Neighbors of the proposed confectionery shop are objecting to the owners' plans to alter the facade to serve macarons out the front window. The primary concerns are that a line of eager macaron purchasers would create noise and obstruct access to nearby properties.
The Georgetown Advisory Neighborhood Commission (ANC) first reviewed the project in December, approving the proposed window alterations. On second review Tuesday, they passed a vaguely-worded resolution to move the project forward with concerns noted.
Neighbors have objected to the plan since they learned about it after the December ANC meeting.
Maurine Littleton, who owns at 1667 Wisconsin Ave., came to the ANC meeting to voice her objections, despite having been robbed that very evening. Littleton argued that making an exception to the rule for Macaron Bee was unfair to other neighboring businesses, such as , that might want to do something similar. She argued that the shop has plenty of inside space to sell the product from instead.
Kathleen McGarrah, owner of the French Apartment at 1671 Wisconsin Ave., agreed, adding, "I don’t think it’s an unfair burden to expect them to have inside sales."
George Gordon, the project architect, represented the owners at the meeting Tuesday because they recently had a baby and were unable to attend themselves. The point of selling macarons out the window, he explained, is that it cuts down on the business's requirements in terms of health codes and costs.
"Is this going to make or break their business?" asked ANC Commissioner Bill Starrels.
Gordon said it could because the interior space "would require a total interior remodeling," which the owners had hoped to wait on until their business was underway and making money.
Starrels reminded the architect that nationwide sensation started off with just a small space and was not limited in its success.
John Asadoorian, a Georgetown developer who spoke about the , told the ANC that by allowing the proposed changes "you're changing the fabric of the street." He added, "so whether someone sells a cup of coffee out of a window or a macaron or a slice of pizza, I think ultimately, you're changing how Book Hill feels."
After half an hour of open discussion and community comment, Commissioners Tom Birch and Ed Solomon both said they were in favor of allowing the project and both Bill Starrels and Jeff Jones felt that the window use was not appropriate. Commissioners Charles Eason and Jake Sticka were absent and Commissioner Ron Lewis was recused from the conversation because his wife sits on the Old Georgetown Board.
Birch proposed the following statement to submit to the Old Georgetown Board: "ANC2E is mindful of the historic nature of this row of buildings in Book Hill and encourages the OGB to take into account those historic preservation matters in its continued review of this project. The ANC favors business proposed at this location and encourages all those involved to proceed with an activity that is least disruptive and takes maximum advantage of the interior space available to the business."

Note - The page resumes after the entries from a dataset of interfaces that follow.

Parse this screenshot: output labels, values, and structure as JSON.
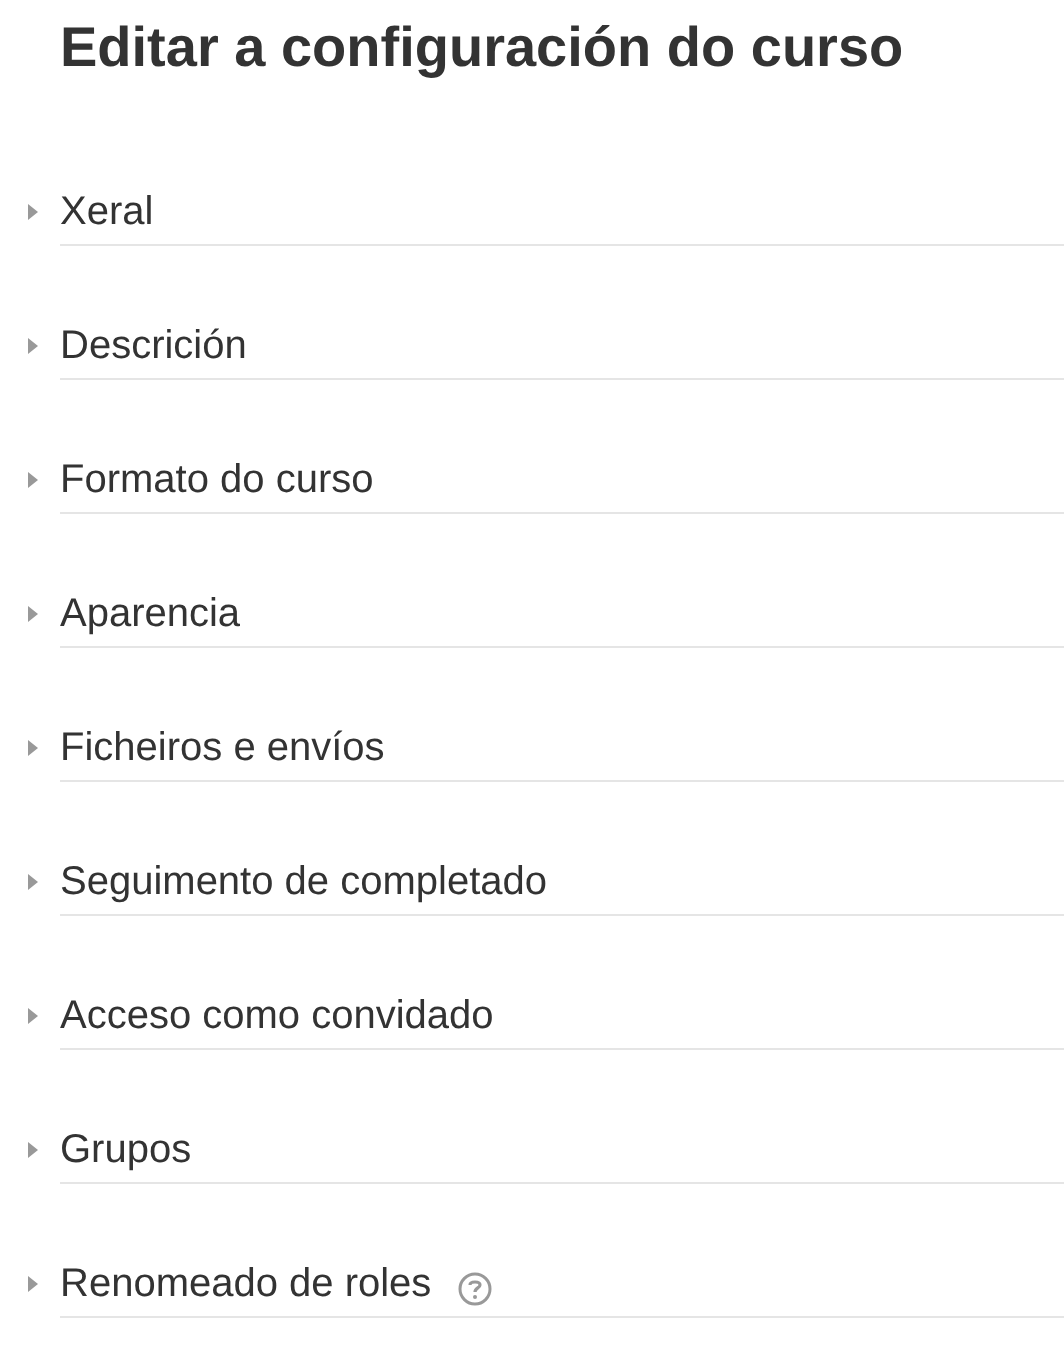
{
  "title": "Editar a configuración do curso",
  "sections": [
    {
      "label": "Xeral",
      "expanded": false,
      "help": false
    },
    {
      "label": "Descrición",
      "expanded": false,
      "help": false
    },
    {
      "label": "Formato do curso",
      "expanded": false,
      "help": false
    },
    {
      "label": "Aparencia",
      "expanded": false,
      "help": false
    },
    {
      "label": "Ficheiros e envíos",
      "expanded": false,
      "help": false
    },
    {
      "label": "Seguimento de completado",
      "expanded": false,
      "help": false
    },
    {
      "label": "Acceso como convidado",
      "expanded": false,
      "help": false
    },
    {
      "label": "Grupos",
      "expanded": false,
      "help": false
    },
    {
      "label": "Renomeado de roles",
      "expanded": false,
      "help": true
    }
  ]
}
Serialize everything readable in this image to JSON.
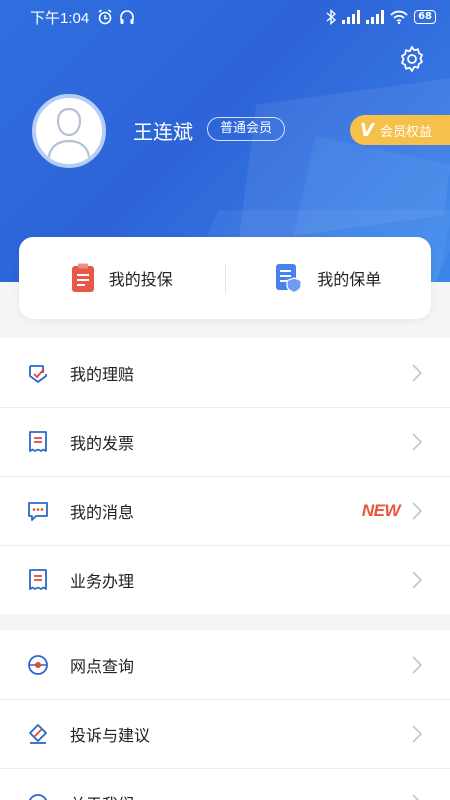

Ultimately, Starrels voted with Birch and Solomon for the purposely vague statement. Jones abstained.
The OGB will review the project Thursday, Jan. 5.